Reading this novel I couldn’t help but think of the opening lines of Miroslav Holub’s poem, ‘A Boy’s Head’ — ‘In it there is a space ship/ and a project/ for doing away with piano lessons.’
Not that Robbie Coyle, the hero of Crumey’s novel and the son of a socialist/communist father growing up in a small Scottish mining town in the Seventies, has to endure piano lessons, but he is consumed by a passion to become an astronaut, practising in his kitchen cupboard capsule and tuning in to the stars on the ‘flight control panel’ of the radiogram.
Sputnik Caledonia is Andrew Crumey’s sixth novel for which he was awarded what must be the most embarrassing literary award going — the £60,000 Northern Rock Foundation Writer’s Award. A physicist and former literary editor of Scotland on Sunday, Crumey’s head is full of lost universes, parallel worlds and multiple realities — sexy physics you could call it with a literary/philosophical connection. In Pfitz (1995) it was Diderot, Borges in Mr Mee (2000) and Melville in Mobius Dick (2004). In this novel it’s Goethe’s Wilhelm Meister’s Apprenticeship — a dismayingly large novel that I’ve just acquired from Amazon — with a dash of The Wizard of Oz.
The link to Goethe’s story is that Robbie, like Wilhelm, wants to escape from his restricted world. Wilhelm’s dream is to become an actor and playwright, Robbie’s to become an astronaut. Sputnik Caledonia is a kind of post modern, sci-fi Bildungsroman or novel of education. Part I is a witty and poignant account of Robbie’s childhood.
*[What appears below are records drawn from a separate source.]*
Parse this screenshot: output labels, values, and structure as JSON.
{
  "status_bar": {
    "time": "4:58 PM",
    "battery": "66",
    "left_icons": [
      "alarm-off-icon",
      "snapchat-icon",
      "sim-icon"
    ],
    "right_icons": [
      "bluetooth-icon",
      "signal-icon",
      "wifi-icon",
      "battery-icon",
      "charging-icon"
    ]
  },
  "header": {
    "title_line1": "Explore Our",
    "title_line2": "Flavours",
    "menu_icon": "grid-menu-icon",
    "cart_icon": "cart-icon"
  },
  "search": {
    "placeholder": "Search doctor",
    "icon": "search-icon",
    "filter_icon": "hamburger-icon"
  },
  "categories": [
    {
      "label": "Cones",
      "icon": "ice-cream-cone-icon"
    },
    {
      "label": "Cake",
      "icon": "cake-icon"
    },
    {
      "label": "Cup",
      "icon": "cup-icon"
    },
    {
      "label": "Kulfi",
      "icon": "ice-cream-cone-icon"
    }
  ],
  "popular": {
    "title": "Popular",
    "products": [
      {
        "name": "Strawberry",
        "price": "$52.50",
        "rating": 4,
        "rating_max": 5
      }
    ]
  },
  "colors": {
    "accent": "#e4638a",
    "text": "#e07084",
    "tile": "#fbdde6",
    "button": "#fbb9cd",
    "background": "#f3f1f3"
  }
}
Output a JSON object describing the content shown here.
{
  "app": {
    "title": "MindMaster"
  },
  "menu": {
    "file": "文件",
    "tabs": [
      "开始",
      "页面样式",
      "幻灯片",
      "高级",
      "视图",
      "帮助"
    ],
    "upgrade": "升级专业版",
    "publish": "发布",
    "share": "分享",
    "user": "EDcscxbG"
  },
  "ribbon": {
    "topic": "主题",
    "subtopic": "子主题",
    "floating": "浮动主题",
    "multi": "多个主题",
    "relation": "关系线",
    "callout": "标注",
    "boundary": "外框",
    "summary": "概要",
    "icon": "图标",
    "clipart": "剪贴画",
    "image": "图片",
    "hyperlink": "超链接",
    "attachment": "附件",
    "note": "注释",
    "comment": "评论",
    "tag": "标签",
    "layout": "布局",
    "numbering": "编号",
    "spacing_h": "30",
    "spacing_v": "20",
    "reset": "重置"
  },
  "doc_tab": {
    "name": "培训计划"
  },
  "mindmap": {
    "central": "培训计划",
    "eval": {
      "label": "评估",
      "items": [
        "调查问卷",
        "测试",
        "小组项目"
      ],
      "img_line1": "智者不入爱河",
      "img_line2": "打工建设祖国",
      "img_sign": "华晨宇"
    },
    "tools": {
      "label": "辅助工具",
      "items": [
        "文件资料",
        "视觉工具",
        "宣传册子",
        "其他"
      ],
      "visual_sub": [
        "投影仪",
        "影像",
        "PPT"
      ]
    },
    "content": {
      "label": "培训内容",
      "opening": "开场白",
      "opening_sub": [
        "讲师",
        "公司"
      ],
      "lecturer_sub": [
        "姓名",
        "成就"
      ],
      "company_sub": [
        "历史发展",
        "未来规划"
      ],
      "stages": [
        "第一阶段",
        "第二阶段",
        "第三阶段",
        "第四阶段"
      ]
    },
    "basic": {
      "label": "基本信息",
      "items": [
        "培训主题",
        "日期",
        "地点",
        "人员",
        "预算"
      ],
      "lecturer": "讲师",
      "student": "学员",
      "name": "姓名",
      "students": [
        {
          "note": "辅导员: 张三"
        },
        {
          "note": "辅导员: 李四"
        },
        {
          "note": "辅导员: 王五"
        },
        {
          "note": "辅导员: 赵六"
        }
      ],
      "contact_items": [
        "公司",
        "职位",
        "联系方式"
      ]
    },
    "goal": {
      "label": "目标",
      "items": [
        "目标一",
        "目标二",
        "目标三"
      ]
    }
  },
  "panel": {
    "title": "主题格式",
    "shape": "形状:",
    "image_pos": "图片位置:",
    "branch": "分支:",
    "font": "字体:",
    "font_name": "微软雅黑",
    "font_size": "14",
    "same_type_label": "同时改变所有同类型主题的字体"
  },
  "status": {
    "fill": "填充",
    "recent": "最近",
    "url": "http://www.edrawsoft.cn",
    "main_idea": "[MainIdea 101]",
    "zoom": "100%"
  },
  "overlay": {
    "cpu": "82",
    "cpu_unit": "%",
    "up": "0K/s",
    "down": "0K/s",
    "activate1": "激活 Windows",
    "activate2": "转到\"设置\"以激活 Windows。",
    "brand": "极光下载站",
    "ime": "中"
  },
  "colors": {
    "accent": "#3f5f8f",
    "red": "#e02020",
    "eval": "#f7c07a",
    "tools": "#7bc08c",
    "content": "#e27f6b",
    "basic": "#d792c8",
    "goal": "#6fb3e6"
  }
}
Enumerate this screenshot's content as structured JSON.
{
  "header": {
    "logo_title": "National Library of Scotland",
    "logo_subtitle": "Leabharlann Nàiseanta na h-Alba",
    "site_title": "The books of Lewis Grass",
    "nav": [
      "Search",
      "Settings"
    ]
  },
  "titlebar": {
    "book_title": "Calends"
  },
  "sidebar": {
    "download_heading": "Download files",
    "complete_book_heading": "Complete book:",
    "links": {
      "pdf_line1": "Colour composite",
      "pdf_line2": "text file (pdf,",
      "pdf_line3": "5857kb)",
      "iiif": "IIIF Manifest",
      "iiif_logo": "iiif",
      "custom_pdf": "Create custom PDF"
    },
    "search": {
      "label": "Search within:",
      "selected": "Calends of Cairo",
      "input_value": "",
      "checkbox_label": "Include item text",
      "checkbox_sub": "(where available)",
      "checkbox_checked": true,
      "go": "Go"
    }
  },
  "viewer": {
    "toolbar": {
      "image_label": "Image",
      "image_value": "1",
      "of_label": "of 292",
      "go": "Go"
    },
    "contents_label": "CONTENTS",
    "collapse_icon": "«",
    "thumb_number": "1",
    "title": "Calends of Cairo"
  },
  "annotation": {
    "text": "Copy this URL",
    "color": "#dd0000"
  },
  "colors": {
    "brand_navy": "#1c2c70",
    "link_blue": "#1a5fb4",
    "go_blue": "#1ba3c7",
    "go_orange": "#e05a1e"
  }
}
Here and in the final part of the book, Crumey writes brilliantly about being a boy and trying to understand everything from Einstein’s Theory of Relativity to why giraffes have long necks and why girls are — well, girls.